═════ Dataset excerpts ═════

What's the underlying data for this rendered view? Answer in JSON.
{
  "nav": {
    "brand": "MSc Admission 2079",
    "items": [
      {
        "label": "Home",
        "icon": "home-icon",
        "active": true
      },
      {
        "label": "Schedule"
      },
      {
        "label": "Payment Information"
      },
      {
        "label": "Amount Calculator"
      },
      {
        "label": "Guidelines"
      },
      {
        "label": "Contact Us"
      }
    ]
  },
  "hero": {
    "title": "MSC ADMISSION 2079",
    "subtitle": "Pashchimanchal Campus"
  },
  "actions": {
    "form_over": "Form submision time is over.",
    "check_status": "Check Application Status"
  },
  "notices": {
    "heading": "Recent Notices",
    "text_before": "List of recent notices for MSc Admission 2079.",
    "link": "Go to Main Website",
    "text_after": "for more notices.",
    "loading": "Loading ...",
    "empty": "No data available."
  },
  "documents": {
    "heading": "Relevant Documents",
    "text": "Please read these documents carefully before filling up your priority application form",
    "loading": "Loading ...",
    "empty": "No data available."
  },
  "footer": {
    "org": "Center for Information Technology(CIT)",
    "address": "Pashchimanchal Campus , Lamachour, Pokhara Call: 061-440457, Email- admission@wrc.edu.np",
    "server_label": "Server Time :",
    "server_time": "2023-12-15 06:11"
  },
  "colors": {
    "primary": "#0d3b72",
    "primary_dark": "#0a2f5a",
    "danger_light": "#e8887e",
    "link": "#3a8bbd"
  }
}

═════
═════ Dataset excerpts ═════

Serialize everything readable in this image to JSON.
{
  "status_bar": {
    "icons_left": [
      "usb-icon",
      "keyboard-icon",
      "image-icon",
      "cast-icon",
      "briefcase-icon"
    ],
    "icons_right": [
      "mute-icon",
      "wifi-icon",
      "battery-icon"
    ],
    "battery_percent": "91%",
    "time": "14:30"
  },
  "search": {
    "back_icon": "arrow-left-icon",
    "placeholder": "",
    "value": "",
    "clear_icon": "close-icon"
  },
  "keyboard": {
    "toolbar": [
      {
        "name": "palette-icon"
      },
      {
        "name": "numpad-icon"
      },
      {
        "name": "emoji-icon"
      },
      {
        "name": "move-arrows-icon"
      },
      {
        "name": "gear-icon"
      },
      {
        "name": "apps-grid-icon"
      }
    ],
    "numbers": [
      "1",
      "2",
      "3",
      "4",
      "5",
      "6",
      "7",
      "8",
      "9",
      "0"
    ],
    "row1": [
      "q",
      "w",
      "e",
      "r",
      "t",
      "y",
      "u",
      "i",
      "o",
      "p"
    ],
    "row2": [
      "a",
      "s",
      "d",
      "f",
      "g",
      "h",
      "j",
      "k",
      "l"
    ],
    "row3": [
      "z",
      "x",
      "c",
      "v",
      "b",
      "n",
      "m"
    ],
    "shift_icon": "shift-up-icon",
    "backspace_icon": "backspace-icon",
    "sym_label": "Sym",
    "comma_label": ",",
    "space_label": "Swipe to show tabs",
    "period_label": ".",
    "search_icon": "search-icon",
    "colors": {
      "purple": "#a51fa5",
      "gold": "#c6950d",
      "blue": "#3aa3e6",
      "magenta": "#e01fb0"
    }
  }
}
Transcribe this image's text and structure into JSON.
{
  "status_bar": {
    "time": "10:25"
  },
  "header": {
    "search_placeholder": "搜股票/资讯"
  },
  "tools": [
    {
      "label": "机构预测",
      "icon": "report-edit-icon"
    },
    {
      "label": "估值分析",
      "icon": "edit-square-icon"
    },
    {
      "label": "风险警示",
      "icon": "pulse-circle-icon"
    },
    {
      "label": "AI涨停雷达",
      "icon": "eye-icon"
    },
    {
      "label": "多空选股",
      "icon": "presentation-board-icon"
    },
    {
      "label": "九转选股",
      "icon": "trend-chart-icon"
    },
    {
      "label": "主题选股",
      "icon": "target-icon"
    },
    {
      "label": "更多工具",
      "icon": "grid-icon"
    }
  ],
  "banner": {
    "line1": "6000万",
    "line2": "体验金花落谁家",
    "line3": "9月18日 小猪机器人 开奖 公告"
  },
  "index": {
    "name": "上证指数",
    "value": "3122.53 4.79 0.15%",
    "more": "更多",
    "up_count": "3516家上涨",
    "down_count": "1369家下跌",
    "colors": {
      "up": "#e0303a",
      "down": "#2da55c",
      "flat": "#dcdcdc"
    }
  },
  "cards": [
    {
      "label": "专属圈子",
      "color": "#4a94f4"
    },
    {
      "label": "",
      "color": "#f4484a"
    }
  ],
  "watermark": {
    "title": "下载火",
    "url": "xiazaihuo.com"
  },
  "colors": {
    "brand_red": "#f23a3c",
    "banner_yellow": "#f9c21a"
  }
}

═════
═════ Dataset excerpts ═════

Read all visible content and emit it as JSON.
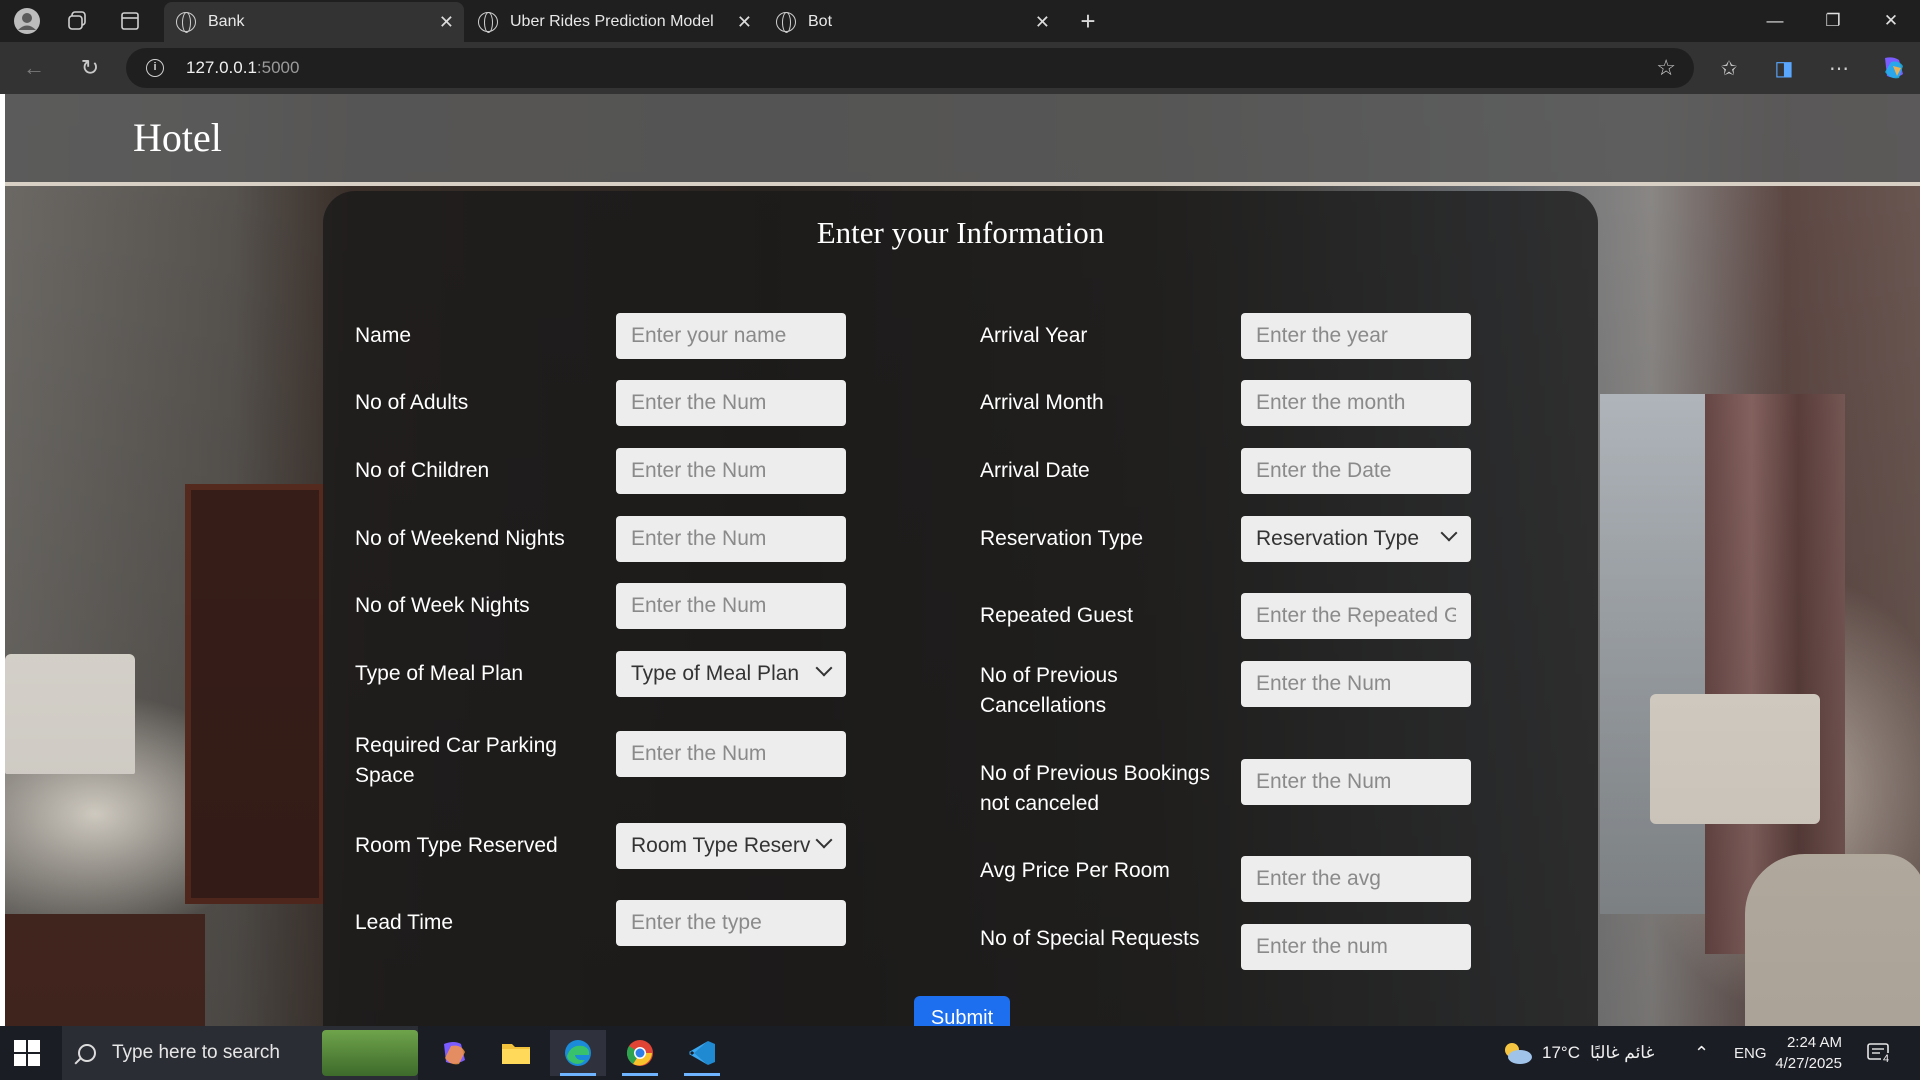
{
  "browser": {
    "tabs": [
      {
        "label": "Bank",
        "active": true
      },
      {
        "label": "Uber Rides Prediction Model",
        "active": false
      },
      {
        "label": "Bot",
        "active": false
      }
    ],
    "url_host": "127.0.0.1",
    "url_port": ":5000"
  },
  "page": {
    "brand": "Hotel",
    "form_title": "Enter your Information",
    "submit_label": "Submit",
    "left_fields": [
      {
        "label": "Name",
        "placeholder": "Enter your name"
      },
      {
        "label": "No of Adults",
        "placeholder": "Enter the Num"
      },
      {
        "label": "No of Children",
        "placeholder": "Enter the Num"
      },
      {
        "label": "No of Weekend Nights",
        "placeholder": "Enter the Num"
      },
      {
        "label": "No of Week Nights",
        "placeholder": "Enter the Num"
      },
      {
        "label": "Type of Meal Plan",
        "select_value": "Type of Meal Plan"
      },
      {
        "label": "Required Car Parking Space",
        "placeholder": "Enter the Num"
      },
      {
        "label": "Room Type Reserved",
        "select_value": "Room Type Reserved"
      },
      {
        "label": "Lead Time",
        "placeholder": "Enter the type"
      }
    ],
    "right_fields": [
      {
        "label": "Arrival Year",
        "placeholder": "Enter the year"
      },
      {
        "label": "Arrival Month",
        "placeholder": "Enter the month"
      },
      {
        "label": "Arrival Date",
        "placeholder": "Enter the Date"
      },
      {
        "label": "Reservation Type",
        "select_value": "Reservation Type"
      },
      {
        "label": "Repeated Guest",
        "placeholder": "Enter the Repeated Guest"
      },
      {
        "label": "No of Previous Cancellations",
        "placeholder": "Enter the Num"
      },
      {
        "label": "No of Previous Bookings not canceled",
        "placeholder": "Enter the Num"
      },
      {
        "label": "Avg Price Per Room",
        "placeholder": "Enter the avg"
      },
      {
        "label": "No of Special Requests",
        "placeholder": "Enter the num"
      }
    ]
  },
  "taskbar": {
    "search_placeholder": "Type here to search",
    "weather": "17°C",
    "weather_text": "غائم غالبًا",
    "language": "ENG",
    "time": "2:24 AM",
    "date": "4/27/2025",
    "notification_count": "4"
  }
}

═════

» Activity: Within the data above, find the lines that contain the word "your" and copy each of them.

» Written solution:
    "text": "Please read these documents carefully before filling up your priority application form",
    "form_title": "Enter your Information",
        "placeholder": "Enter your name"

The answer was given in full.